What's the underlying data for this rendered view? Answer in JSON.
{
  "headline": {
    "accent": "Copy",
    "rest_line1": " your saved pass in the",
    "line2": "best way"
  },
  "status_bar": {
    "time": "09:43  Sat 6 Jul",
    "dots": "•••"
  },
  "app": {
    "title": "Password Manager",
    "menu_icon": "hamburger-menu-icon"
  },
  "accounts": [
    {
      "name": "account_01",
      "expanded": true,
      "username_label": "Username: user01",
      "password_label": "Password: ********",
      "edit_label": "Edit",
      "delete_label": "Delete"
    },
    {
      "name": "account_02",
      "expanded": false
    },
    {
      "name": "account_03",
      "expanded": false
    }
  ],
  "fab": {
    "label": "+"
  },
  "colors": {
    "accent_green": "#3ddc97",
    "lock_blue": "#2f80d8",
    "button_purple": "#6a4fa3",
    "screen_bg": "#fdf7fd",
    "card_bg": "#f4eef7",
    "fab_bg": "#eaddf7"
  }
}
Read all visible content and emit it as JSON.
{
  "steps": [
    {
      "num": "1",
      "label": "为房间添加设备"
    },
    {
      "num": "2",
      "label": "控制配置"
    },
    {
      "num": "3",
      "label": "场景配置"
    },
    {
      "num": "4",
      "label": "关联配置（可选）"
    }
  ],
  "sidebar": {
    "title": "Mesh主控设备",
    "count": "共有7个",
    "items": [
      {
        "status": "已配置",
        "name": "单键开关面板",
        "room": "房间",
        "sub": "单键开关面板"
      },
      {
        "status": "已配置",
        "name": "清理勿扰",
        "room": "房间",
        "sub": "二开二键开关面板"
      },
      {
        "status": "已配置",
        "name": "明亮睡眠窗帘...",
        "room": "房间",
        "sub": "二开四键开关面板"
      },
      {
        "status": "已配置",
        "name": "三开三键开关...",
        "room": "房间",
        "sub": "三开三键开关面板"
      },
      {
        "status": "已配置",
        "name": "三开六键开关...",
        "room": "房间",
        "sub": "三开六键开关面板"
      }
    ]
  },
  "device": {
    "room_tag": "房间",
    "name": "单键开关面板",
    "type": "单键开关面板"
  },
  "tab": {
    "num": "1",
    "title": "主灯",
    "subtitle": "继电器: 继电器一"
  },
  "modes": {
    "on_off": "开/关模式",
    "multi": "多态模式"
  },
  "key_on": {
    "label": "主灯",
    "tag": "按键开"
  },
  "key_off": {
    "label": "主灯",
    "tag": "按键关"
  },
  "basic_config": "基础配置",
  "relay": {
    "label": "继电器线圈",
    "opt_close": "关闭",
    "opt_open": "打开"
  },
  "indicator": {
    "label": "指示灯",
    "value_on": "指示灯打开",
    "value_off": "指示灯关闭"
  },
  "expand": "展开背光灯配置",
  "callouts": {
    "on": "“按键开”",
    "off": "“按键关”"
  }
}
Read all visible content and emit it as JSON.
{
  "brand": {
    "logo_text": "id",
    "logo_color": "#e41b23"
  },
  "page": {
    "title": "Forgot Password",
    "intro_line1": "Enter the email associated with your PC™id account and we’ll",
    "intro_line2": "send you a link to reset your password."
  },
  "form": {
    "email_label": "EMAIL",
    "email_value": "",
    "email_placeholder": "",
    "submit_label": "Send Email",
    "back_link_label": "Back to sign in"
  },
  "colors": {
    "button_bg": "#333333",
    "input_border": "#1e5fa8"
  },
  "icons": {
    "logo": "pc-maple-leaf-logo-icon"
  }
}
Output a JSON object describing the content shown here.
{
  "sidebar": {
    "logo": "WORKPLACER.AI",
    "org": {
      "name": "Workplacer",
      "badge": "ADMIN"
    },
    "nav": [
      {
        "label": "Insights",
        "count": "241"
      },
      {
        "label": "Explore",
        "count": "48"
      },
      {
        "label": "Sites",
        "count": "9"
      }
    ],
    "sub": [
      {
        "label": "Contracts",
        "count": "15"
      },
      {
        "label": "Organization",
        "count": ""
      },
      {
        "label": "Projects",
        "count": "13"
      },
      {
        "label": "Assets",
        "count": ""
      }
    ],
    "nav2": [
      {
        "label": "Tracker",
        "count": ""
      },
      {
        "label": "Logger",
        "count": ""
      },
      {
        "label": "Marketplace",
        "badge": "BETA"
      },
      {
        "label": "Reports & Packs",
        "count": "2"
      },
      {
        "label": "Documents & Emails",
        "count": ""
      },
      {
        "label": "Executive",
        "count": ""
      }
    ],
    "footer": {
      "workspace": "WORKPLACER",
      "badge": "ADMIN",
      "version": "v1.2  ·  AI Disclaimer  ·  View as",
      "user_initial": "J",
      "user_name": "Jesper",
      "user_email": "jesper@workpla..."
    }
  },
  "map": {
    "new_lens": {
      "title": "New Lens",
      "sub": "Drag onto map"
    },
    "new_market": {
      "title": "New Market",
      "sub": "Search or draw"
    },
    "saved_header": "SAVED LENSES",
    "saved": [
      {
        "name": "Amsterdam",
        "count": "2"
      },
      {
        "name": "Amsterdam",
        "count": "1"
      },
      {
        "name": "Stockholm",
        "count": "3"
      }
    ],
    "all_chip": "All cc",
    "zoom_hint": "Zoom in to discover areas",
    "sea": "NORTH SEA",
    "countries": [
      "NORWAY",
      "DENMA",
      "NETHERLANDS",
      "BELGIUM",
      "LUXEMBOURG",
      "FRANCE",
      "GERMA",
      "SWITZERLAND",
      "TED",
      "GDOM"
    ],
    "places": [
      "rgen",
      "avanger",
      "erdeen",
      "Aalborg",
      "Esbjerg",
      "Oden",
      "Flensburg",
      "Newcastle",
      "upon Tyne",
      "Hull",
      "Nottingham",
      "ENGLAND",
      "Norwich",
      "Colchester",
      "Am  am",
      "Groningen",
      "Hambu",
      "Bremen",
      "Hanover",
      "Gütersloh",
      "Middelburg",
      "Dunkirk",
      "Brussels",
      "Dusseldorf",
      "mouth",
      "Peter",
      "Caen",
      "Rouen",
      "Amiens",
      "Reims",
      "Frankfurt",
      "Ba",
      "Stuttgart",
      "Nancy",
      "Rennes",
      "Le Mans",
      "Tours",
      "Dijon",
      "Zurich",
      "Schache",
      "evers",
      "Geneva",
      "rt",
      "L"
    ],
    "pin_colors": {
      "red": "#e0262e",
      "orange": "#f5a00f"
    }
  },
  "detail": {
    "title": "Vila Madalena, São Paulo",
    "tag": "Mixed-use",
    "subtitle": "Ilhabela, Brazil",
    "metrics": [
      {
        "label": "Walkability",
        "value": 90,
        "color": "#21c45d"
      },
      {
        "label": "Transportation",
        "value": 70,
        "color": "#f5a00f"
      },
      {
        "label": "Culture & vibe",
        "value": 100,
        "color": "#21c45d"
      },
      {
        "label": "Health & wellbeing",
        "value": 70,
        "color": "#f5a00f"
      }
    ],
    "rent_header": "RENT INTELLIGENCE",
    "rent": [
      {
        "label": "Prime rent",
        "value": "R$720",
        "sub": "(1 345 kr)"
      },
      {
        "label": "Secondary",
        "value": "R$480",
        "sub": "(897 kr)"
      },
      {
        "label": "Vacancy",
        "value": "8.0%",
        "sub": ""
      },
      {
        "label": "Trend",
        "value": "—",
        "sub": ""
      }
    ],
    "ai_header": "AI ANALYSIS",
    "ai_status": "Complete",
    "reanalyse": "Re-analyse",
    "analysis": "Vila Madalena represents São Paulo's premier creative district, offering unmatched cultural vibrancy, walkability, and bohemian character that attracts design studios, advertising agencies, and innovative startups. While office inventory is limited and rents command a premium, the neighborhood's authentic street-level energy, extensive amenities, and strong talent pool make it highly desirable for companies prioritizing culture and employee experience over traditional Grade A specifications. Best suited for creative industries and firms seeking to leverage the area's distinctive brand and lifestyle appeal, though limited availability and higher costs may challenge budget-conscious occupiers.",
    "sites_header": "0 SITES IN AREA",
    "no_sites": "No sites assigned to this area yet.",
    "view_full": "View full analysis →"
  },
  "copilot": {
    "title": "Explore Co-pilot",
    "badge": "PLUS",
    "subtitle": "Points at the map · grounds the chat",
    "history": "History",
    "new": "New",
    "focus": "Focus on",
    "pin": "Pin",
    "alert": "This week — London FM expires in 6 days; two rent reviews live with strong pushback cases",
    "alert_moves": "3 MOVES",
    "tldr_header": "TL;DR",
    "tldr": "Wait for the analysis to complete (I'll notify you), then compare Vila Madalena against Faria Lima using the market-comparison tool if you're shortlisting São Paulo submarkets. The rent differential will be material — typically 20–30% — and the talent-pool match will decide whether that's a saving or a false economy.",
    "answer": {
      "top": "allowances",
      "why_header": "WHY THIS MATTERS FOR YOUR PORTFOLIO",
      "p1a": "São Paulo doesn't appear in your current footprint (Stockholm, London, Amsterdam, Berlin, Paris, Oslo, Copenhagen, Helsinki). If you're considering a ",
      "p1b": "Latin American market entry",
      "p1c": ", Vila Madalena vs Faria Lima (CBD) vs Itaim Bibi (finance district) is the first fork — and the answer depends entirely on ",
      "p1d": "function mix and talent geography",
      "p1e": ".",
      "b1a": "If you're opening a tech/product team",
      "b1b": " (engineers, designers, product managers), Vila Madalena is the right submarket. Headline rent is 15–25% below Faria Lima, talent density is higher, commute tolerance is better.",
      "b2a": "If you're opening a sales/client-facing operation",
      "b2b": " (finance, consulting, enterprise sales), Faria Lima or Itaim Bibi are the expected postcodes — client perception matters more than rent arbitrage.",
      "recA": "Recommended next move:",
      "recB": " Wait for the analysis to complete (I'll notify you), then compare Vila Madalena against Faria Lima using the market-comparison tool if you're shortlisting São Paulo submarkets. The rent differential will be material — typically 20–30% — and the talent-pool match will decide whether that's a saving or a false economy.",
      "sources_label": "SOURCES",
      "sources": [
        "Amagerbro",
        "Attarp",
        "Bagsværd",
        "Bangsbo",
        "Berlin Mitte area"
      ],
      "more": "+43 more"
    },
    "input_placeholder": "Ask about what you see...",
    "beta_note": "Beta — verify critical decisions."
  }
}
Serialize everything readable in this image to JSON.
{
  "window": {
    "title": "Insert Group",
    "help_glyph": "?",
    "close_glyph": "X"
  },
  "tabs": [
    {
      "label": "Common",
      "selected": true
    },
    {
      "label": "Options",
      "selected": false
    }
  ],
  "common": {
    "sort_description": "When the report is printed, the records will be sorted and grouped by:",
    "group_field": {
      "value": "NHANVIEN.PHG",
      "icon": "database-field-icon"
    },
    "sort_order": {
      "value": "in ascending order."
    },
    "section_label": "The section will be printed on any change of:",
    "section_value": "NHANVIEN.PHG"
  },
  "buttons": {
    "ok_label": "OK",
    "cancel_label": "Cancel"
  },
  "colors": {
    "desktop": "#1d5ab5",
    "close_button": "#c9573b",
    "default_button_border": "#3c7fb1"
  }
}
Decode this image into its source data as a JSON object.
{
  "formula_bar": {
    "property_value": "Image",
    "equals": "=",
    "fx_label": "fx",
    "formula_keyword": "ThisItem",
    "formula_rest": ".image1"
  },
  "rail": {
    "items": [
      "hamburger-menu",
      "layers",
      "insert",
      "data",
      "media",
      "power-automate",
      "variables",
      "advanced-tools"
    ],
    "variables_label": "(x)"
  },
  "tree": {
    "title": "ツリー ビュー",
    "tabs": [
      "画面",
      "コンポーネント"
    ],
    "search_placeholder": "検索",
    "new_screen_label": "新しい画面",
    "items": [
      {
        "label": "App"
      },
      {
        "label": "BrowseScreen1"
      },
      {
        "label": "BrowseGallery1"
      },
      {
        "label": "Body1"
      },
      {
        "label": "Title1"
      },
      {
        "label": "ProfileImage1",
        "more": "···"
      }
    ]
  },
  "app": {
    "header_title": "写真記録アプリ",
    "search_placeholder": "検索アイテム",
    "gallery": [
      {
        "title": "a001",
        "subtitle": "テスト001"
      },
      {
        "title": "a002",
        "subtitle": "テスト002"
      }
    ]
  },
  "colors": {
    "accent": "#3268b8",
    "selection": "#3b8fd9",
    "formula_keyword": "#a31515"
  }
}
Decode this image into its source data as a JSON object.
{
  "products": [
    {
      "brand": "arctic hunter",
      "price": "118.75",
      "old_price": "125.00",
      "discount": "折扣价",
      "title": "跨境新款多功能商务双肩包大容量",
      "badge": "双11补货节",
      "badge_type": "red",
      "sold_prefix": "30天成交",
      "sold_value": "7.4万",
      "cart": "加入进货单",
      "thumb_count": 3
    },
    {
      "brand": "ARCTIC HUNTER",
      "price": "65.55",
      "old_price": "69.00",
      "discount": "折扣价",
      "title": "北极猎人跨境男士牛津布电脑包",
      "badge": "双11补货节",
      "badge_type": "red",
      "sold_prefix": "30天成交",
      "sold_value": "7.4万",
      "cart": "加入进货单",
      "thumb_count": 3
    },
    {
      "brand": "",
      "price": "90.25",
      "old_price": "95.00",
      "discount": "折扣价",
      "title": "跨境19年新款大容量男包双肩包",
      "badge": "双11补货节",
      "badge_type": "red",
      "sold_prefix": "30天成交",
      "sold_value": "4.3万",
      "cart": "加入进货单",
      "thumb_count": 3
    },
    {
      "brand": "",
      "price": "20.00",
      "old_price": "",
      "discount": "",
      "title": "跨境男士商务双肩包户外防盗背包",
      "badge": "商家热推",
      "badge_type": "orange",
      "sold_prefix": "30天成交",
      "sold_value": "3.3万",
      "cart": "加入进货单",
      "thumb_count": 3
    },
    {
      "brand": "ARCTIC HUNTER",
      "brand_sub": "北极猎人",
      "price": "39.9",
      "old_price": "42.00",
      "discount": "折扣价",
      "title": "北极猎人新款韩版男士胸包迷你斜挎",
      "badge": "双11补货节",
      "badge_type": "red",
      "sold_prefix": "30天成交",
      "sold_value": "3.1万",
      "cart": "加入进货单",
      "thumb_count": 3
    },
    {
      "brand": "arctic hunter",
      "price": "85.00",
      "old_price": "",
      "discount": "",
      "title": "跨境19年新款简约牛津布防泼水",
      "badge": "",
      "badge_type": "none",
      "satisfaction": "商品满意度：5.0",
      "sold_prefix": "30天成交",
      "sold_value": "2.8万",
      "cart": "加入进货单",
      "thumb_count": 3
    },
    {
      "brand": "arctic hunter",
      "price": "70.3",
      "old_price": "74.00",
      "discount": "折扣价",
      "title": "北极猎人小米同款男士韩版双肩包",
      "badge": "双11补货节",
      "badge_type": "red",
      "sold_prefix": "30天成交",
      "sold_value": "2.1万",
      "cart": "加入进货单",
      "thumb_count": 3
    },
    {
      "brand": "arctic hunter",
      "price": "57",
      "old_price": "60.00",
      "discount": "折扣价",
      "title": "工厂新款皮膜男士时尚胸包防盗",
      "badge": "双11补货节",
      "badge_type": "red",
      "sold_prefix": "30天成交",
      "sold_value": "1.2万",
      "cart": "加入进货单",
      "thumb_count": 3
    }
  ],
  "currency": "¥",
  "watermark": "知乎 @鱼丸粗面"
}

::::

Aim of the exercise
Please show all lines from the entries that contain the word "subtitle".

Answer to this task
    "subtitle": "继电器: 继电器一"
    "subtitle": "Ilhabela, Brazil",
    "subtitle": "Points at the map · grounds the chat",
        "subtitle": "テスト001"
        "subtitle": "テスト002"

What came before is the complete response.